Recently I wrote a post on how to deal with a critical person. I received a question, with the opposite problem. How do you become less critical? And he’s not the only one who wants to be less critical.
Bite your tongue
My friend Linda suggests:
“The thing I do is tell myself to bite my tongue and not point things out.. or if I really do want to criticize, I try to reword it more kindly into a question for what could have been done another (MY) way.. *g* rather than straight on pointing out what he didn’t do.”
Wait to say it
She says a friend has something she does with her husband. They have an agreement that if someone has the urge to criticize, one says that “you might have a good point /or might be right in the way you do/handled ‘that’, then they DROP IT and don’t hash it out or make ANY other comments (i.e. bite their tongue). At that point, each feels acknowledged for their different opinions. The 2nd rule then is that the criticizer then has the option to go back to the issue later to discuss the point. The thing they’ve found though, is that by waiting, the heat of what’s bothering the criticizer cools or they forget what it was!
So, sometimes maybe you can try to wait before saying it at all. Rarely does rushing into criticism and judgment help in any situation.
And she also suggests working on patience, which is a main instigator of criticizing. Wait and look during a situation. It may resolve itself without you getting involved.
Questions to ask before you speak

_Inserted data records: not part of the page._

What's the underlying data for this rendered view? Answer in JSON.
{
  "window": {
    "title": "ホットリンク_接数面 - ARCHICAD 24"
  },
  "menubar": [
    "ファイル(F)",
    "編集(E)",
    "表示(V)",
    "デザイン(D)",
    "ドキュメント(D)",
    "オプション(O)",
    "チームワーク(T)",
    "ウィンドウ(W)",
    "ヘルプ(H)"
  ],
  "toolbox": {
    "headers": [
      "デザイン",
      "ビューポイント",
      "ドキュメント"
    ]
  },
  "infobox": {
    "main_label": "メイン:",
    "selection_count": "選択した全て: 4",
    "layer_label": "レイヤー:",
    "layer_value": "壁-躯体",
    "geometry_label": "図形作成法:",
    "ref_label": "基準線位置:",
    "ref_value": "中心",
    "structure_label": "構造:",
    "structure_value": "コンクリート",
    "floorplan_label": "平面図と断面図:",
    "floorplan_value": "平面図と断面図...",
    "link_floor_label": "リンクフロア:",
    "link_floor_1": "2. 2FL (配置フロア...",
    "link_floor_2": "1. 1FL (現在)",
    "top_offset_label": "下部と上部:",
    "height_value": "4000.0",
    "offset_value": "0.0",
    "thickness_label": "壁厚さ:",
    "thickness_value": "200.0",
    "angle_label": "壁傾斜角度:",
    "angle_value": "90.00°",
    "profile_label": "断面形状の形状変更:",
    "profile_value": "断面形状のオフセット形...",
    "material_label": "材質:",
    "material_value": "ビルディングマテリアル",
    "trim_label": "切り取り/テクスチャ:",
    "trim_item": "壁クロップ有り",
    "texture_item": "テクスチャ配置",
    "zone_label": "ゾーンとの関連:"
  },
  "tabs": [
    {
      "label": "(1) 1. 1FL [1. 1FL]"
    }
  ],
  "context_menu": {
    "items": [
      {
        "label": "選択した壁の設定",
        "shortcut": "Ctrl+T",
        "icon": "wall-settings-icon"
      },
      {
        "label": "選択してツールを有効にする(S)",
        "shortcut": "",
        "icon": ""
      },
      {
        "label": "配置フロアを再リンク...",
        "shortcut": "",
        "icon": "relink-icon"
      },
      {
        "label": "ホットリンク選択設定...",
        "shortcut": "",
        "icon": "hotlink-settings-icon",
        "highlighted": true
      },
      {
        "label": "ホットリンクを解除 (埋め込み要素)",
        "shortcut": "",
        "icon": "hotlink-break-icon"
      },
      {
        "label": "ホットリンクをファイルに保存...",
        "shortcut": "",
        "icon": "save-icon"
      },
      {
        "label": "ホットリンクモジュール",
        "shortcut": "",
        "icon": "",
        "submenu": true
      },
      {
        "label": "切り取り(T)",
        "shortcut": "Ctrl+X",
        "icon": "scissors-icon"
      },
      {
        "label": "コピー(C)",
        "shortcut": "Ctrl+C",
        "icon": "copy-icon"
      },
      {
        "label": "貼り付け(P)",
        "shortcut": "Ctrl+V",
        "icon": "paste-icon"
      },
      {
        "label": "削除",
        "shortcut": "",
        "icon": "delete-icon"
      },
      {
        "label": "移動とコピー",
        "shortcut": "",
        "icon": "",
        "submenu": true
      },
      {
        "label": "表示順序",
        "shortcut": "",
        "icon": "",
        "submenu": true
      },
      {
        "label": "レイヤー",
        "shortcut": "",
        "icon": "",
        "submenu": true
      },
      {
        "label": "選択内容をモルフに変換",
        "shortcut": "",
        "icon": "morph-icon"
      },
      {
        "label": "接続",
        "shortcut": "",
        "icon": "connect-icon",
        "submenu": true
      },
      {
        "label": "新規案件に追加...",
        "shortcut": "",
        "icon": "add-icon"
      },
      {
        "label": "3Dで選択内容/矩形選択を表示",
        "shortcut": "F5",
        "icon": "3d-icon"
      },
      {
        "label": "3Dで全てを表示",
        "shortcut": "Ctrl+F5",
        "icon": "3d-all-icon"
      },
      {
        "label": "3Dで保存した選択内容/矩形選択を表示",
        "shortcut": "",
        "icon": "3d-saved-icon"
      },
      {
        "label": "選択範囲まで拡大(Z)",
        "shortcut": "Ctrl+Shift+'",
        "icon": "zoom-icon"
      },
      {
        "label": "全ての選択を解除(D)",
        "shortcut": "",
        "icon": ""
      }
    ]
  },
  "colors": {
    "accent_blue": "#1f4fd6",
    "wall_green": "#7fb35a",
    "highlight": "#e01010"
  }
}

Joann says if a person’s tendency is to look at the negative and be critical, it’s time to ask themselves some questions before they talk. “Why do you feel the need to say this?” “Are you getting a self esteem boost by “knowing more” or “being better”? “Does this help the person to know it?”
I would add, “Am I imposing my perfectionism or impossible standards onto someone else?”
If it genuinely should be said (think really hard on this), the key is to do it gently. Things sound much better if you are coming from a team perspective or thinking about the other person’s best interest. I love Joann’s statement, “I think working on remembering that there is another person in the equation and that they will be hurt and that you have the power to avoid or alleviate that hurt always helps.”
Say unto others…
Carolyn reminds us of the golden rule, paraphrased, “Say unto others what he would have them say unto him.” Ask yourself if you would like to be talked to in the way you are about to speak. Practice kindness and tact.
I agree, many times the problem is not what is being said, but how it is said. I know I don’t respond well to criticism that’s spoken in a haughty way like I am a three year old.
It starts in the mind
To get at the root cause, we need to reduce our critical thoughts. A Bible verse came up for Barbara, “Whatever is good, whatever is true, whatever is honest, whatever is just, whatever is pure, whatever is lovely, whatever is of good report; if there be any virtue, and if there be any praise, think on these things.” (Phil. 4:8) It’s hard to be critical, when your mind is filled with these good things.
Practice seeing the good in people and situations.
And “mind your own business.Â If you do not have something good to say, say nothing. We all have plenty of things to work on for ourselves. Now this isn’t always true, especially when it comes to parenting. But, we need to be aware of how much fault finding we are doing.
Don’t be an energy drainer
My other friend Linda, says that being around someone who is constantly critical is energy drainer. Is that the kind of person you want to be? Criticism creates tension for you and the receiver. Experiment with noticing how it feels when you let something go.
Build each other up
Denise says we should be building each other up. So ask yourself if what you are going to say helping to build someone up?
She has these tips for being less critical:
- asking someone close to you to hold you accountable
- repent when you mess up
- every time you think a critical thought – think 5 positive, uplifting, affirming things of that person/situation.
The last one has been helpful with my kids. The ideal would be 10 positives for every negative comment. So if I find myself with too many negative comments in a row, I tell myself I can’t say anymore until I have found at least 5 positive things to say.
Do you have any more tips on being less critical?